The plaintiffs vigorously contend that the practical realities governing the use of snowmobiles in northern Minnesota result in their operation on highways covered with ice and snow in the same manner as automobiles are used on highways. This argument, however, is not consistent with the legislative policy to which we have alluded. We hold that Minn.St. 65B.22, subd. 3, does not govern snowmobiles, and the judgment of the trial court is accordingly affirmed.
SHERAN, C.J., not having been a member of this court at the time of the argument and submission, took no part in the consideration or decision of this case.NOTES
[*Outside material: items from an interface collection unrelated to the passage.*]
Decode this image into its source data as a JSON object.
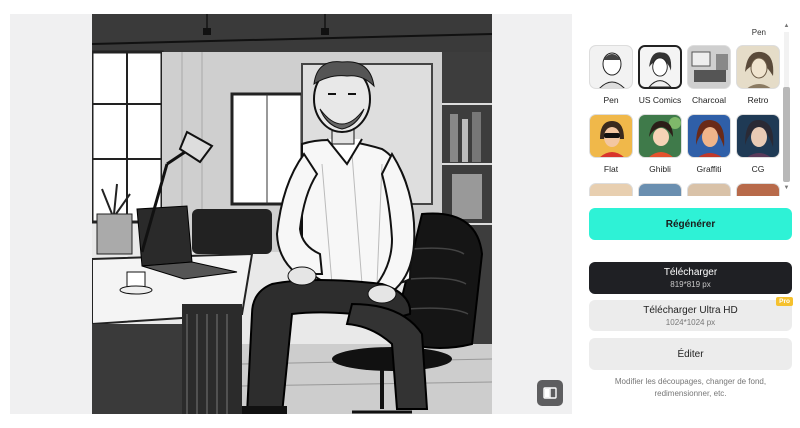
{
  "styles": {
    "partial_top_label": "Pen",
    "items": [
      {
        "label": "Pen",
        "selected": false
      },
      {
        "label": "US Comics",
        "selected": true
      },
      {
        "label": "Charcoal",
        "selected": false
      },
      {
        "label": "Retro",
        "selected": false
      },
      {
        "label": "Flat",
        "selected": false
      },
      {
        "label": "Ghibli",
        "selected": false
      },
      {
        "label": "Graffiti",
        "selected": false
      },
      {
        "label": "CG",
        "selected": false
      }
    ]
  },
  "actions": {
    "regenerate_label": "Régénérer",
    "download_label": "Télécharger",
    "download_size": "819*819 px",
    "download_hd_label": "Télécharger Ultra HD",
    "download_hd_size": "1024*1024 px",
    "pro_badge": "Pro",
    "edit_label": "Éditer",
    "hint": "Modifier les découpages, changer de fond, redimensionner, etc."
  },
  "colors": {
    "accent": "#2ef2d6",
    "dark_button": "#1f2024",
    "pro_badge": "#f5c12e"
  },
  "icons": {
    "close": "close-icon",
    "compare": "compare-icon"
  }
}
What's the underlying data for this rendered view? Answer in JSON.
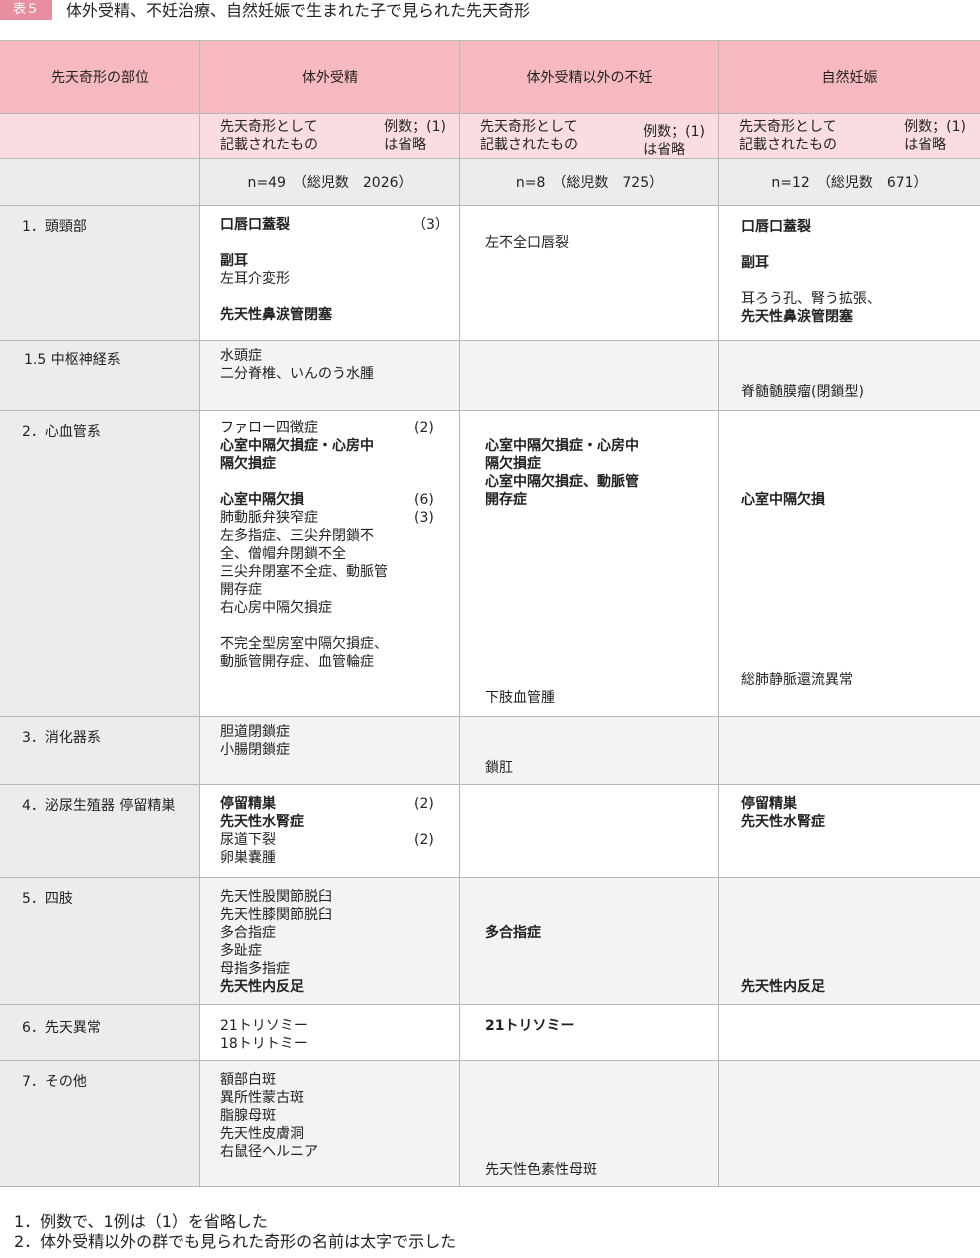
{
  "header": {
    "tag": "表５",
    "title": "体外受精、不妊治療、自然妊娠で生まれた子で見られた先天奇形"
  },
  "columns": {
    "site": "先天奇形の部位",
    "ivf": "体外受精",
    "non_ivf": "体外受精以外の不妊",
    "natural": "自然妊娠"
  },
  "subheader": {
    "left": "先天奇形として\n記載されたもの",
    "right": "例数；(1)\nは省略"
  },
  "counts": {
    "ivf": "n=49　（総児数　2026）",
    "non_ivf": "n=8　（総児数　725）",
    "natural": "n=12　（総児数　671）"
  },
  "rows": [
    {
      "category": "1．頭頸部"
    },
    {
      "category": "1.5 中枢神経系"
    },
    {
      "category": "2．心血管系"
    },
    {
      "category": "3．消化器系"
    },
    {
      "category": "4．泌尿生殖器 停留精巣"
    },
    {
      "category": "5．四肢"
    },
    {
      "category": "6．先天異常"
    },
    {
      "category": "7．その他"
    }
  ],
  "items": {
    "r1_ivf": [
      "口唇口蓋裂",
      "副耳",
      "左耳介変形",
      "先天性鼻涙管閉塞"
    ],
    "r1_ivf_count": "（3）",
    "r1_non": [
      "左不全口唇裂"
    ],
    "r1_nat": [
      "口唇口蓋裂",
      "副耳",
      "耳ろう孔、腎う拡張、",
      "先天性鼻涙管閉塞"
    ],
    "r15_ivf": [
      "水頭症",
      "二分脊椎、いんのう水腫"
    ],
    "r15_nat": [
      "脊髄髄膜瘤(閉鎖型)"
    ],
    "r2_ivf": [
      "ファロー四徴症",
      "心室中隔欠損症・心房中",
      "隔欠損症",
      "心室中隔欠損",
      "肺動脈弁狭窄症",
      "左多指症、三尖弁閉鎖不",
      "全、僧帽弁閉鎖不全",
      "三尖弁閉塞不全症、動脈管",
      "開存症",
      "右心房中隔欠損症",
      "不完全型房室中隔欠損症、",
      "動脈管開存症、血管輪症"
    ],
    "r2_ivf_counts": [
      "(2)",
      "(6)",
      "(3)"
    ],
    "r2_non": [
      "心室中隔欠損症・心房中",
      "隔欠損症",
      "心室中隔欠損症、動脈管",
      "開存症",
      "下肢血管腫"
    ],
    "r2_nat": [
      "心室中隔欠損",
      "総肺静脈還流異常"
    ],
    "r3_ivf": [
      "胆道閉鎖症",
      "小腸閉鎖症"
    ],
    "r3_non": [
      "鎖肛"
    ],
    "r4_ivf": [
      "停留精巣",
      "先天性水腎症",
      "尿道下裂",
      "卵巣嚢腫"
    ],
    "r4_ivf_counts": [
      "(2)",
      "(2)"
    ],
    "r4_nat": [
      "停留精巣",
      "先天性水腎症"
    ],
    "r5_ivf": [
      "先天性股関節脱臼",
      "先天性膝関節脱臼",
      "多合指症",
      "多趾症",
      "母指多指症",
      "先天性内反足"
    ],
    "r5_non": [
      "多合指症"
    ],
    "r5_nat": [
      "先天性内反足"
    ],
    "r6_ivf": [
      "21トリソミー",
      "18トリトミー"
    ],
    "r6_non": [
      "21トリソミー"
    ],
    "r7_ivf": [
      "額部白斑",
      "異所性蒙古斑",
      "脂腺母斑",
      "先天性皮膚洞",
      "右鼠径ヘルニア"
    ],
    "r7_non": [
      "先天性色素性母斑"
    ]
  },
  "notes": [
    "1．例数で、1例は（1）を省略した",
    "2．体外受精以外の群でも見られた奇形の名前は太字で示した"
  ]
}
 Minn.St. 84.87, subd. 1(a), provides: "No person shall operate a snowmobile upon the roadway, shoulder, or inside bank or slope of any trunk, county state aid, or county highway in this state and, in the case of a divided trunk or county highway, on the right of way between the opposing lanes of traffic, except as provided in this act. No person shall operate a snowmobile within the right of way of any trunk, county state aid, or county highway between the hours of one-half hour after sunset to one-half hour before sunrise, except on the right hand side of such right of way and in the same direction as the highway traffic on the nearest lane of the roadway adjacent thereto. No snowmobile shall be operated at any time within the right of way of any interstate highway or freeway within this state."